■ **YOUR TASK**:
Which lines of the records below contain the word "image"? Copy each of them out.

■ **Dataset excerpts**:
● ● ● ●

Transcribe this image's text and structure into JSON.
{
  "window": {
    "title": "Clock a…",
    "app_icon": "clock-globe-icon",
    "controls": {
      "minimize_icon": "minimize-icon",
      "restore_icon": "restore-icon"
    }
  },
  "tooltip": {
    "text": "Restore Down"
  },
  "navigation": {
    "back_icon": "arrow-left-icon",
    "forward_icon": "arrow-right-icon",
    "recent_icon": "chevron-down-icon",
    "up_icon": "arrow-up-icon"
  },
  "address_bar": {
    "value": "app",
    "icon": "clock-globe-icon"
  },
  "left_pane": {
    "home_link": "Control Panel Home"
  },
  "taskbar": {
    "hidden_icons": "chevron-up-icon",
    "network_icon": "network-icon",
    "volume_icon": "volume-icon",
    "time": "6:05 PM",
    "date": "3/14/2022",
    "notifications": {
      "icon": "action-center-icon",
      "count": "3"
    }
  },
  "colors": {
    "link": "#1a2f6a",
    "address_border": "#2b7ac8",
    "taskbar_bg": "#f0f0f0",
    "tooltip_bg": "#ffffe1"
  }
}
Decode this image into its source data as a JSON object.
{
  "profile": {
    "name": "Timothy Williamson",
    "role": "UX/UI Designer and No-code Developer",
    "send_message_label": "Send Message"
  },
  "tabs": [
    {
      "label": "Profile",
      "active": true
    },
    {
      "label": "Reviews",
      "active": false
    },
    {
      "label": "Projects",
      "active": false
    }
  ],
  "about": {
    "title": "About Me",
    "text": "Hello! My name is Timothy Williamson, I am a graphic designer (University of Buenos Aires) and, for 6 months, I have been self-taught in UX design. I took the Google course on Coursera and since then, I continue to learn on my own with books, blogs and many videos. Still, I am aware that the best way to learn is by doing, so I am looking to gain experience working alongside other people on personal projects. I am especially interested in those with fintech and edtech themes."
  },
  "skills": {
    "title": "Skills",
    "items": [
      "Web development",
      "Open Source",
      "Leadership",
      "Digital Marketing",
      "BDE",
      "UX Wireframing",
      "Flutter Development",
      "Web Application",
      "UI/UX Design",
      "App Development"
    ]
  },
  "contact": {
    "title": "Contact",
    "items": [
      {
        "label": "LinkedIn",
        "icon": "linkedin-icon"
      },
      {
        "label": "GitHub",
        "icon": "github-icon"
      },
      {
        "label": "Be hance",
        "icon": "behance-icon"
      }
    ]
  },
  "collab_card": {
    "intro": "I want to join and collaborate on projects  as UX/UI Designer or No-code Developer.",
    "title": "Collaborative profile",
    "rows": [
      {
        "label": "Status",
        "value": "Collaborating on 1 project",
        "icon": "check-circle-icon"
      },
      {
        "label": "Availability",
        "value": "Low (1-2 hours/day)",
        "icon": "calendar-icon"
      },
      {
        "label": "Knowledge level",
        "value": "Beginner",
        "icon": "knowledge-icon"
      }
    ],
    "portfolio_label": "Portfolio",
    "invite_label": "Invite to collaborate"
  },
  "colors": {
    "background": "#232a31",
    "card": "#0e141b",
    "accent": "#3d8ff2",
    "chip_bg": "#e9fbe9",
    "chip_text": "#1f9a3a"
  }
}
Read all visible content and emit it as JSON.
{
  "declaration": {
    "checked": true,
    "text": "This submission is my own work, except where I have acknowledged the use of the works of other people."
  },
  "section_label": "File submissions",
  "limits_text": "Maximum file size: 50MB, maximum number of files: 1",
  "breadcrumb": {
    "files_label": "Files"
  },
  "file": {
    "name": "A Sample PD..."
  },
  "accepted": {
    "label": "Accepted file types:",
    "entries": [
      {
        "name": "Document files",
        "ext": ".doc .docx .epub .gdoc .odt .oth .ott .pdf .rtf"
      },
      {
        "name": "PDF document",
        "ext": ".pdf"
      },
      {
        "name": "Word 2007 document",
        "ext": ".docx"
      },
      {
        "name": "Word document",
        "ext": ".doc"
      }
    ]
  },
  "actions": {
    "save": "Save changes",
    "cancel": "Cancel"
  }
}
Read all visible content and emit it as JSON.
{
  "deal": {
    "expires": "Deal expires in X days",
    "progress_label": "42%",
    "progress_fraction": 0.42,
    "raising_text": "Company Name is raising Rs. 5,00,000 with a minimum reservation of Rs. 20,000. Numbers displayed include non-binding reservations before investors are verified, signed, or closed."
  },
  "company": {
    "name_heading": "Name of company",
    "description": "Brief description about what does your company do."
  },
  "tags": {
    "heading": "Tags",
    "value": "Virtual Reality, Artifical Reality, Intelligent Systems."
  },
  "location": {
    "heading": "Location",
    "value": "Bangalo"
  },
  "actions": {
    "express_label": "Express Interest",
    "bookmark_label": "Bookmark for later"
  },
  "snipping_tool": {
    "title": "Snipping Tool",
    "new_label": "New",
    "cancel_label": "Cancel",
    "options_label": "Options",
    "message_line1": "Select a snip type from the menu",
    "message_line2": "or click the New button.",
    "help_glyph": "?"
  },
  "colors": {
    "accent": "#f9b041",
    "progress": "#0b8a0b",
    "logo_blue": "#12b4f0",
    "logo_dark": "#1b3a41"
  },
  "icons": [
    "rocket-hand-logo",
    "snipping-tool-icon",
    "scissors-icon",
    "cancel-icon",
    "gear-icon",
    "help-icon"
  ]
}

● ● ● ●

■ **ANSWER SPACE**:
Transcribe this image's text and structure into JSON.
Decode this image into its source data as a JSON object.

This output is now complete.